Comedian Jake Lambert has been living with epilepsy for 13 years. However, he hasn’t let his diagnosis stop him from pursuing a career in comedy.
Jake regularly supports some of comedy’s household names such as Michael McIntyre, Alan Carr and Jack Dee, as well as headlining himself in sell-out tours.
He regularly writes for Mock the Week, 8 out of 10 Cats, The Great British Bake Off: An Extra Slice and The Apprentice: You’re Fired!, to name but a few.
He said: “I think I was quite lucky in that I found out whilst at university and I was sort of at the age where you feel that nothing can sort of harm you.
I think I was a bit naive because my sister has epilepsy. I think because I knew her epilepsy was controlled by medication, so I was lucky that I knew this is something that can be controlled.
When I was at university, I met a girl who also had epilepsy and who was amazing at helping and guiding me a bit. So, I think I was quite lucky in that sense.”
Getting into comedy
Jake initially got into comedy by writing jokes on Twitter. He decided to put down his iPad and pick up a microphone and began doing some stand-up comedy gigs.
It has proven to be a great decision as he made it to the final of the Amused Moose Final in 2016 and the semi-finals of the BBC New Comedy Award in 2015.
He said: “I downloaded Twitter a few years ago and just started writing jokes and then some comedians used to message me to say if they could buy the jokes off me.
I was thinking I probably could do this myself. So, I booked a night in London and did five minutes which went well and was good fun.
Then basically carried on and then there was the BBC New Comedy Award, so I entered that and then an agent came to see me and it became the biggest agency out there.
She is an amazing agent who looks after people like Romesh Ranganathan, Josh Widdicombe and Tom Allen.
She has an amazing group and she said do you want to come and join, I was like absolutely.
It’s sort of just gone from there really. Before I knew it, I had to stop my regular job because I was gigging and obviously, I wasn’t as lucky as others as some people would gig and then get up at seven for work.
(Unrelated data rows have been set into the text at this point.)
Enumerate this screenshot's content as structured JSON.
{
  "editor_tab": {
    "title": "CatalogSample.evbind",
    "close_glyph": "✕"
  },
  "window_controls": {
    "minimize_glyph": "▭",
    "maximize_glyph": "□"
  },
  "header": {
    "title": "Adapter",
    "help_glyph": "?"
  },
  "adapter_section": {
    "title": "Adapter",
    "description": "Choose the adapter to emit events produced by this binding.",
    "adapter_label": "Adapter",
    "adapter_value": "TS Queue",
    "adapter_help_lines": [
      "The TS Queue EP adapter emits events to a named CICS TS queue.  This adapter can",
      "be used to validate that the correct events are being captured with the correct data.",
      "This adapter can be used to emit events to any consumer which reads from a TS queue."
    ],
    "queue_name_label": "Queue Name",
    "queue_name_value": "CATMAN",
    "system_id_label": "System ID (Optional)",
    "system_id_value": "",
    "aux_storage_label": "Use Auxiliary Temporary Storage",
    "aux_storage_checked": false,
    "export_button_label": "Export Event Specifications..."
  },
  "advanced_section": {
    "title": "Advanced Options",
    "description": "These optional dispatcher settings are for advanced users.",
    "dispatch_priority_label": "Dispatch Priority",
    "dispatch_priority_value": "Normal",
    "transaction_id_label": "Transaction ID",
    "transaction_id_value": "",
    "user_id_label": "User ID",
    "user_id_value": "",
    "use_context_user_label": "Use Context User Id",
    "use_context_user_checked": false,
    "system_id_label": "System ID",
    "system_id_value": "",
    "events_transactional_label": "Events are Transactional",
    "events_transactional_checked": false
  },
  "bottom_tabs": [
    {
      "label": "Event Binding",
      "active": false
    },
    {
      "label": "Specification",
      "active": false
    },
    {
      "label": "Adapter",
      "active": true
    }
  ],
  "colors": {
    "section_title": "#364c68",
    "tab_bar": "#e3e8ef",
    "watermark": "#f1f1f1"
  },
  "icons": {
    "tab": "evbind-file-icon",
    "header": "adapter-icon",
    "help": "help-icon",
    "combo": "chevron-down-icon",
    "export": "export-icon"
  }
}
I had to make that decision early because of my epilepsy and realising that I can’t function on five hours sleep and certainly wasn’t going to risk that. So, I quit my job quite early after about a year from starting in comedy.”
Edinburgh Festival show about living with epilepsy
Jake has an hour-long show planned for the Edinburgh Festival in August called Shimmy Shake’ which will be his first show dedicated solely to his experiences of being diagnosed and living with epilepsy.
The 32-year-old comedian feels it is important to make sure people are laughing at his own experience of epilepsy rather than anybody else’s experience.
He added: “It’s basically an update of where I am at. My story of learning I had epilepsy and this girl Hannah who is a German girl and was an exchange student studying at my university.
She was in Topshop and also had epilepsy and was there when I had my first seizure.
She was very arty and cool and was the classic person you would meet at university, had the shaven bit on the side of head and never had social media so we lost touch over emails.
During the pandemic I tried to find her and speak to her. Whether I do or not you have to come to see the show.
It took me a long time to talk about my epilepsy, I have only just started to talk about it.
I never did before. I think when you are starting out you don’t give a lot of yourself away. You don’t really know how to either.
I have learned over the time doing comedy and the skillset of how to make something like this funny.
If you gave me a blank page of paper and say write some jokes about epilepsy, I would say I don’t think you can.
I tell my story of when I had my first seizure in Topshop trying on a pair of jeans.
Right from the off you have a joke about being in a little fitting room and then you just start from there and tell the story about how it worked and what you went through.
It’s making sure I am laughing at my own experience never anybody’s else’s.”
Advice for someone newly diagnosed
What would Jake say to someone who has been recently diagnosed with epilepsy?
He said: “I know it will seem scary at the start but it is so well understood and can be well managed now.
Definitely talk to people, when I was at university, I didn’t tell my parents exactly what was going on because I was scared they would make me come home. Listen to your doctors and take your medication.”